- [WORK TASK] Report back every line below that carries the word "value".

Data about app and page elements
- - -
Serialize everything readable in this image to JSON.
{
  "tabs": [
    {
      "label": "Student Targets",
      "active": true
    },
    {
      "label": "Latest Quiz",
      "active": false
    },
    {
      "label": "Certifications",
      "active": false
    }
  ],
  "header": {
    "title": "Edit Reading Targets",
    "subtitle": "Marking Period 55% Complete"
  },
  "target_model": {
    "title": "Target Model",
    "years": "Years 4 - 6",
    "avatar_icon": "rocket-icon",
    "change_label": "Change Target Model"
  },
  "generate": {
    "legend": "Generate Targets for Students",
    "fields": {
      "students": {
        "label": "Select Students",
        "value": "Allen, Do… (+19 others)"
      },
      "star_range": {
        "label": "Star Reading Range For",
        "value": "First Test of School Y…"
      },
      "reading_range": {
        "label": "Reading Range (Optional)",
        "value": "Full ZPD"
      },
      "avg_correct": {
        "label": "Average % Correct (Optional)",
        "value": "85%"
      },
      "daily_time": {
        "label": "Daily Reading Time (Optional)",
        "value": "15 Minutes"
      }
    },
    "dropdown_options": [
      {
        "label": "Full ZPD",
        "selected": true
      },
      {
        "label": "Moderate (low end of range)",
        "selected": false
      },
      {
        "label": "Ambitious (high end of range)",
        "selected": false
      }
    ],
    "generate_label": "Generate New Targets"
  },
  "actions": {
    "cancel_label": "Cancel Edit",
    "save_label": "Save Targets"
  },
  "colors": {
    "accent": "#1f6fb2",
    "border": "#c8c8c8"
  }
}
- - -
- [ANSWER BOX]
        "value": "Allen, Do… (+19 others)"
        "value": "First Test of School Y…"
        "value": "Full ZPD"
        "value": "85%"
        "value": "15 Minutes"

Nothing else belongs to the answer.